Following are some of the high points of our discussion. With limited time and resources, small-town banks – or any small business – can’t do everything on social media, nor should they. Make your social media channels work for you with these tips and recommendations.
Consider your resources. Don’t create presences on every network under the sun. If you only have bandwidth for Facebook, just do Facebook.
Be found. If you have multiple branches, make sure your Facebook address is updated, and take control of Google My Business so your customers can find your physical locations.
Connect with your customers. It can be nerve-wracking for businesses to open themselves up on social media to negative reviews or comments. But remember that nothing is more powerful than a company’s responding to and helping fix a customer issue publicly for others to see.
Promote your networks. List your social icons everywhere! On signage in the branch. In any e-communications you have with customers. On printed pieces.
Select your networks with care. Think about what you post where. Here’s an example of what a bank’s network mix could look like and the content they share:
- Facebook: Post about new employees, customer appreciation events, philanthropic efforts, community happenings, maybe even live video from the branch president during key moments.
- Twitter: Tweet during networking events, with other organizations (like nonprofits you’re supporting), and with media and other influencers as appropriate.
- LinkedIn: You could post job openings to a company page here. Your bank executives should also have updated LinkedIn profiles.

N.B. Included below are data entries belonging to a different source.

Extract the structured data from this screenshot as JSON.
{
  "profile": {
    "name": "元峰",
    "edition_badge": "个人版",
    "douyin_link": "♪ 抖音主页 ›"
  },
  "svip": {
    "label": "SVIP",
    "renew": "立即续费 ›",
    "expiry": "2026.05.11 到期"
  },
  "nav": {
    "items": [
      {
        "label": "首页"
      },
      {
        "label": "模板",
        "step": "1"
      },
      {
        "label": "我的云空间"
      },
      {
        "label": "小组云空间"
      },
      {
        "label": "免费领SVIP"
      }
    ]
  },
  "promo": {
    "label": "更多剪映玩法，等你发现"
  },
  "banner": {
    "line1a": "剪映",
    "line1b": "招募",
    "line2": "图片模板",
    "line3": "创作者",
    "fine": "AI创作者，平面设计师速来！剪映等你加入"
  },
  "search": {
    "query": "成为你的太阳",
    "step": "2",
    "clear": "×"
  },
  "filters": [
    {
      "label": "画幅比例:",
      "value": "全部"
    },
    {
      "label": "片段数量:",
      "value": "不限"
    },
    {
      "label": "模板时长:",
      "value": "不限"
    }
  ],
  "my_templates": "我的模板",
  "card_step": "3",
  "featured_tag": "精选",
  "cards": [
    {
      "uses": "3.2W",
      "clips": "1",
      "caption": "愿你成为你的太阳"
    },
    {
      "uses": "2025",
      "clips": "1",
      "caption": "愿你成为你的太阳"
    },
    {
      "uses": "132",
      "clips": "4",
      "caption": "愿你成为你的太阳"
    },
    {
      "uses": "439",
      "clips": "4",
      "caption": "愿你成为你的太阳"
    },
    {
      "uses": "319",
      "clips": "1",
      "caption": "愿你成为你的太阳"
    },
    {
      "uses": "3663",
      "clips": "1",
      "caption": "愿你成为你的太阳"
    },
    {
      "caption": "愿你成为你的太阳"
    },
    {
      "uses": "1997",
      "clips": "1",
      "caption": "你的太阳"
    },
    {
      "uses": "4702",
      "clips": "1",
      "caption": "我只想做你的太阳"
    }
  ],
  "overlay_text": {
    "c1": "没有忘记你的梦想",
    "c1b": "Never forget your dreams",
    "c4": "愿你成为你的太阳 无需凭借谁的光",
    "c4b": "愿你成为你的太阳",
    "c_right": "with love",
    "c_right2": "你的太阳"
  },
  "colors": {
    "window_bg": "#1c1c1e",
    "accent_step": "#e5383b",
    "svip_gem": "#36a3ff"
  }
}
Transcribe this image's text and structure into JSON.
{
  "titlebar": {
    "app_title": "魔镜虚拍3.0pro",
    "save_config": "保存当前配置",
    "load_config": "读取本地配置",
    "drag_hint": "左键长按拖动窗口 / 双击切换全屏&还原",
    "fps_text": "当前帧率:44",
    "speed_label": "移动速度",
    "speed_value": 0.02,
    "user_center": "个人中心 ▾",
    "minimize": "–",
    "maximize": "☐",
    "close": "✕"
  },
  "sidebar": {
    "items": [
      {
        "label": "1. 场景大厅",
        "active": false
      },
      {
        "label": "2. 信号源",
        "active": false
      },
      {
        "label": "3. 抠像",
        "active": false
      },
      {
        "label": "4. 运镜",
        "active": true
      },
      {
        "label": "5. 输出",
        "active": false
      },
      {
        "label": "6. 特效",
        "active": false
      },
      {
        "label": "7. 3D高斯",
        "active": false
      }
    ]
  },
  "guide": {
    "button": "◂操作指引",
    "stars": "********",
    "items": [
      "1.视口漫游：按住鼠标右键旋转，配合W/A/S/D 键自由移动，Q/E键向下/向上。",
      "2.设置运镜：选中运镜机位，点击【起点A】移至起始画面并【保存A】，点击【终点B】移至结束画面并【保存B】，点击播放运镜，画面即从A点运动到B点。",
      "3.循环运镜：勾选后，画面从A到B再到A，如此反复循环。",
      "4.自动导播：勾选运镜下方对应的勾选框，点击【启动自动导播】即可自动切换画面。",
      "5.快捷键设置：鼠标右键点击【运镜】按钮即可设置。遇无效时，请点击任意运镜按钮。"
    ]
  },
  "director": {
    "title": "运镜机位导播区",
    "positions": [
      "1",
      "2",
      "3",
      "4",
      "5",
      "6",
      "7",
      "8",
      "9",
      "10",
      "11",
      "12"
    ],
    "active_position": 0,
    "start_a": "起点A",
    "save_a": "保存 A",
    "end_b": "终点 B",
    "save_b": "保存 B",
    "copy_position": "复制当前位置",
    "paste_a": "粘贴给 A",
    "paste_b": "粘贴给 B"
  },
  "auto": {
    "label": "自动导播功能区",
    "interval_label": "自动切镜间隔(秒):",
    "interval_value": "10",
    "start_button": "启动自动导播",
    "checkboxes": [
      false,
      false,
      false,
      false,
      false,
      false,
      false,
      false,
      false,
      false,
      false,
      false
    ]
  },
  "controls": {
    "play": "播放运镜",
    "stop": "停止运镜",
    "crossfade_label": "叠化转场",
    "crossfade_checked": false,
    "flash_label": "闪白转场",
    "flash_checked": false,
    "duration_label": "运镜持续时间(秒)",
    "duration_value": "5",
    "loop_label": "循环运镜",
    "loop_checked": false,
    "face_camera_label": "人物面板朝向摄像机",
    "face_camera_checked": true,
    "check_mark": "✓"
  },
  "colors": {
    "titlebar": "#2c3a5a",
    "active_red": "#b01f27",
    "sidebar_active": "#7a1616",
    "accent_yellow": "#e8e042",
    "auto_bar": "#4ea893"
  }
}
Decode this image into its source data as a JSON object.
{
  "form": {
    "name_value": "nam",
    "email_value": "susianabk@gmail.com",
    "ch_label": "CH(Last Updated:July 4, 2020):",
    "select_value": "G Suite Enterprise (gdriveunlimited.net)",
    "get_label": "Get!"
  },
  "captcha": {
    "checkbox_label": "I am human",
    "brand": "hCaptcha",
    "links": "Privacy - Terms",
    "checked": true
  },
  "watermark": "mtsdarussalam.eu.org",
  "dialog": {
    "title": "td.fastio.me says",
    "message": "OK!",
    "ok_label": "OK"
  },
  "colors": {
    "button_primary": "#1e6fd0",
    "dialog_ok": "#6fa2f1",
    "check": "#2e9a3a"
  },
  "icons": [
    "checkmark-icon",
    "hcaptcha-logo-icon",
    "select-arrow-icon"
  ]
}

- Instagram: Instagram is all about compelling photos and videos. Consider a presence here if you have someone on staff with a good eye who can capture compelling images of your branch or community in a way that makes sense for your company.